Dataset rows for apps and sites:
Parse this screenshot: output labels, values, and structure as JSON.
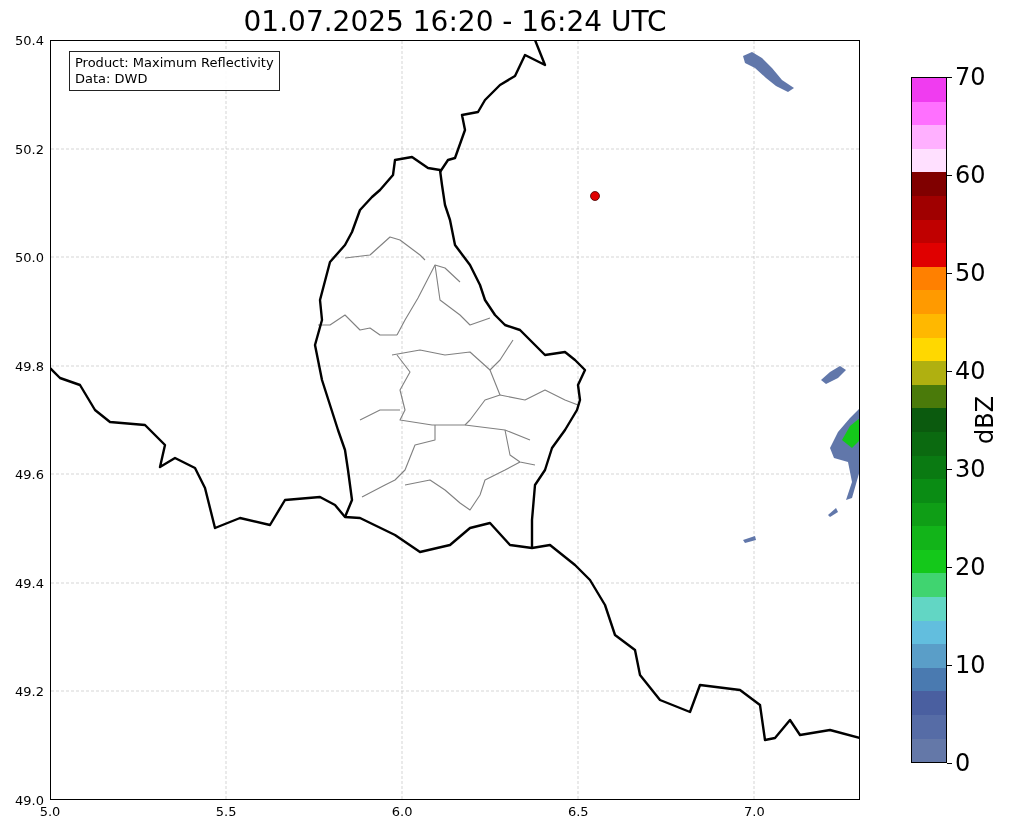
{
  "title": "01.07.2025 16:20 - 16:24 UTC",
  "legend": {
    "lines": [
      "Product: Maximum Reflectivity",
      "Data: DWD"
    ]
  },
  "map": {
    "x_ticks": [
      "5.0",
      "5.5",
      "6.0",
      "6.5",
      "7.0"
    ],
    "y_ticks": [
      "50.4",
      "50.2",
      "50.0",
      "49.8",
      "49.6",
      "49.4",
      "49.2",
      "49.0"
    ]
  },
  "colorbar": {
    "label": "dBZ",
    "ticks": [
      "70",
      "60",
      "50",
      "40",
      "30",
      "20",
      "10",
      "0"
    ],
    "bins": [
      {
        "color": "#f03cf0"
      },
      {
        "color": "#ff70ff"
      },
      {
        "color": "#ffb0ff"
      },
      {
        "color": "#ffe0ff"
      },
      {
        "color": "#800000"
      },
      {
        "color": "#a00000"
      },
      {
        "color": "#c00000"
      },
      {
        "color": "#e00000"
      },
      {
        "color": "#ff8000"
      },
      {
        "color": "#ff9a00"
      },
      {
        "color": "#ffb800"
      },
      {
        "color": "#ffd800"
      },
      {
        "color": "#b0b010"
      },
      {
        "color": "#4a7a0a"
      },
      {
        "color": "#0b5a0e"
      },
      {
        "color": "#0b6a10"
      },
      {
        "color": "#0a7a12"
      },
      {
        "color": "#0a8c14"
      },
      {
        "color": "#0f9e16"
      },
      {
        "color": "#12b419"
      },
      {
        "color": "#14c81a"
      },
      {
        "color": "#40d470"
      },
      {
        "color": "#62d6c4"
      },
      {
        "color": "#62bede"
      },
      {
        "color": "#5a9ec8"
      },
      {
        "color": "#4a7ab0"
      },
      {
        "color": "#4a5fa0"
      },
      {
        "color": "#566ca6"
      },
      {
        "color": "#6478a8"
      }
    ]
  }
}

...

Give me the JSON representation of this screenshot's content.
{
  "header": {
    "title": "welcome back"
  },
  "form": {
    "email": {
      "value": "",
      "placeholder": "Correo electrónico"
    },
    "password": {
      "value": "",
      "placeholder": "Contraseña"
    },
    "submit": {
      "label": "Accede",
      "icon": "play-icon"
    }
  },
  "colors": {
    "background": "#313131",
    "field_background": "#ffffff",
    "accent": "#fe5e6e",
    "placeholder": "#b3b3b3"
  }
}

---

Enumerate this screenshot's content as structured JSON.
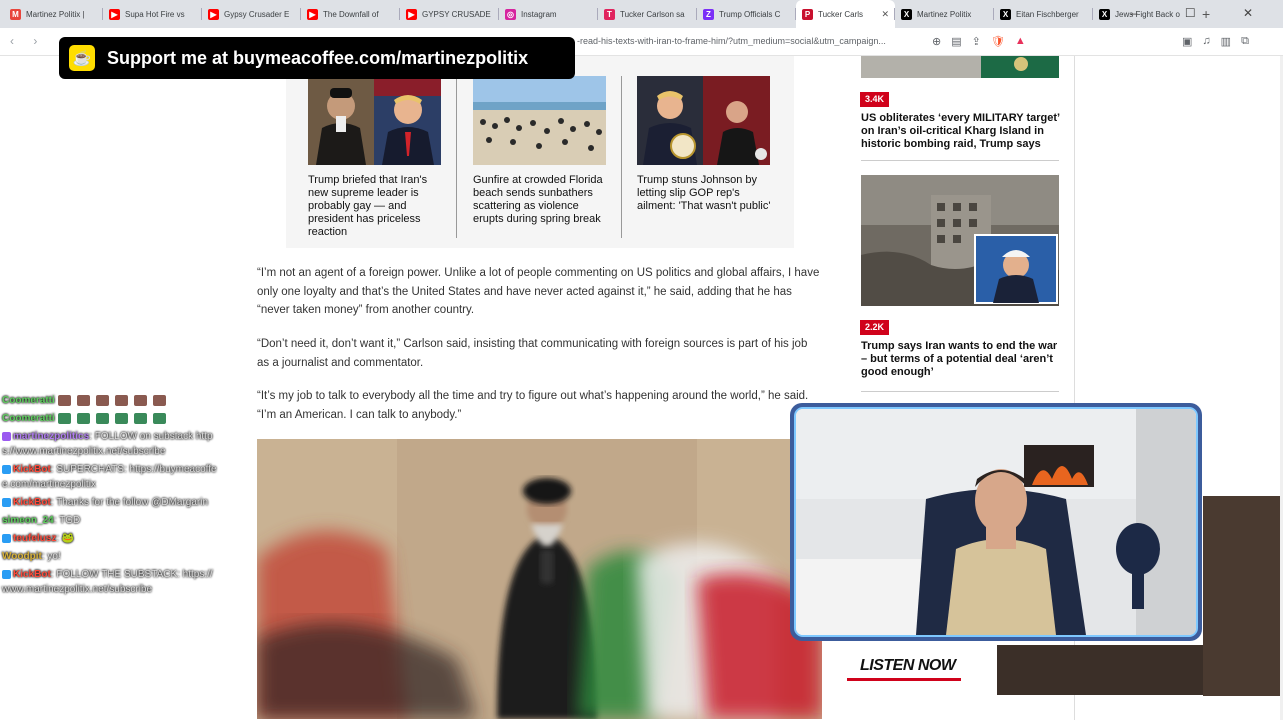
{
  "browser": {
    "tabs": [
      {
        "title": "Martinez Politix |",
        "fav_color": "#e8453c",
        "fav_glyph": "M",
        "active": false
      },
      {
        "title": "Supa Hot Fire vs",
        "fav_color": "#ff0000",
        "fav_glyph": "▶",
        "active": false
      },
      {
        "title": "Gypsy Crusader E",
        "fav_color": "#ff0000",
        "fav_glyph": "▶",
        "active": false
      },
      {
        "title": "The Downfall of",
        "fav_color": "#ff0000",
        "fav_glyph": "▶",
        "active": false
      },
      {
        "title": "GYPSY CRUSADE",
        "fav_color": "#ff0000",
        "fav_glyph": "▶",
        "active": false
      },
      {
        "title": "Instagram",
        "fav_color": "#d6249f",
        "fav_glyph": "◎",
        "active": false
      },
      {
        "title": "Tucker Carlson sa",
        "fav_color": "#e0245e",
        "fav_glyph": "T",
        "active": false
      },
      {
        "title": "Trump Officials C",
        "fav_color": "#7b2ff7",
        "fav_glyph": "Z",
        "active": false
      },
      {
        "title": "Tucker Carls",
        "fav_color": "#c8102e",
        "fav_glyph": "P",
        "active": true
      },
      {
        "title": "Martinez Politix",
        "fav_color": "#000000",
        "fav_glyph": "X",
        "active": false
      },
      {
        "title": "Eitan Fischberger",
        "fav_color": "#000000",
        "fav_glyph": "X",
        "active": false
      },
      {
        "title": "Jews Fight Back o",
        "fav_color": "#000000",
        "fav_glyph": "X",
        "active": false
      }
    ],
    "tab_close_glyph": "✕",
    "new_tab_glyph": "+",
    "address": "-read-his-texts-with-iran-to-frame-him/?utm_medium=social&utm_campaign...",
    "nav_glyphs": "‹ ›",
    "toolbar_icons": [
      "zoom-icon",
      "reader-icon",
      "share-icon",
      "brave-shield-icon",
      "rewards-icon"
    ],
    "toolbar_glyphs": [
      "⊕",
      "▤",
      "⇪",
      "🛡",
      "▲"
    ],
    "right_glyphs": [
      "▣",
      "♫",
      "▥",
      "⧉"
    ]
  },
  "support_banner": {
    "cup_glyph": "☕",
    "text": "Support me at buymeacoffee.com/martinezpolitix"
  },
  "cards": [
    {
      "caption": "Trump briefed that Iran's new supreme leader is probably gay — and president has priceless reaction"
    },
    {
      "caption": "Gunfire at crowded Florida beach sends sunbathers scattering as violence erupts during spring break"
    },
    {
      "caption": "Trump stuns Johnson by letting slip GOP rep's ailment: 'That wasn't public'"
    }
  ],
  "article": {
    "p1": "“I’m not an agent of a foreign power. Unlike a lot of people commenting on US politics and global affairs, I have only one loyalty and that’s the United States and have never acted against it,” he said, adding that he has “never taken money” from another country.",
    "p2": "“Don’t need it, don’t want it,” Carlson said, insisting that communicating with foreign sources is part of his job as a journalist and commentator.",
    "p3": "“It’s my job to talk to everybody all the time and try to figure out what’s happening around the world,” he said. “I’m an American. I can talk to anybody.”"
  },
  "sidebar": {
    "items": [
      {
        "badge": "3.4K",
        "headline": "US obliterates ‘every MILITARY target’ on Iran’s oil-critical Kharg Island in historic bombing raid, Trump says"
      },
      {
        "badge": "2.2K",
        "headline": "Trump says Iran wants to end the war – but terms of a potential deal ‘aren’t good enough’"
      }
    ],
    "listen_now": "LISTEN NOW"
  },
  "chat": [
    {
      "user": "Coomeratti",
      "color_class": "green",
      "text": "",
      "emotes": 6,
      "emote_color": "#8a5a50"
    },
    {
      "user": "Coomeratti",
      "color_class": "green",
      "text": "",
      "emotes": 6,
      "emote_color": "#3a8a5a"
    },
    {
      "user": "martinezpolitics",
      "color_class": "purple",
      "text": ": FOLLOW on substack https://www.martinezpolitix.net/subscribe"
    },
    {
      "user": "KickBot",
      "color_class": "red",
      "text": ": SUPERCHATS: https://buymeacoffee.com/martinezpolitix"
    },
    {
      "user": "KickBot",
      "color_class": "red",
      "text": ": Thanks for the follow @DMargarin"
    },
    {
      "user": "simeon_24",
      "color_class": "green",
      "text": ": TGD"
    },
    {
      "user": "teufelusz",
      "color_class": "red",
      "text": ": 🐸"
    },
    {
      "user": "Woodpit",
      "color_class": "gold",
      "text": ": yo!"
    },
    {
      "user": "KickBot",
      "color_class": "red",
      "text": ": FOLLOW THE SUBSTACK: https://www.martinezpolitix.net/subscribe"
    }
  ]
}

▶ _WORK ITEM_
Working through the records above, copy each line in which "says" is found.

▶ _RESULT OF THIS EXERCISE_
        "headline": "US obliterates ‘every MILITARY target’ on Iran’s oil-critical Kharg Island in historic bombing raid, Trump says"
        "headline": "Trump says Iran wants to end the war – but terms of a potential deal ‘aren’t good enough’"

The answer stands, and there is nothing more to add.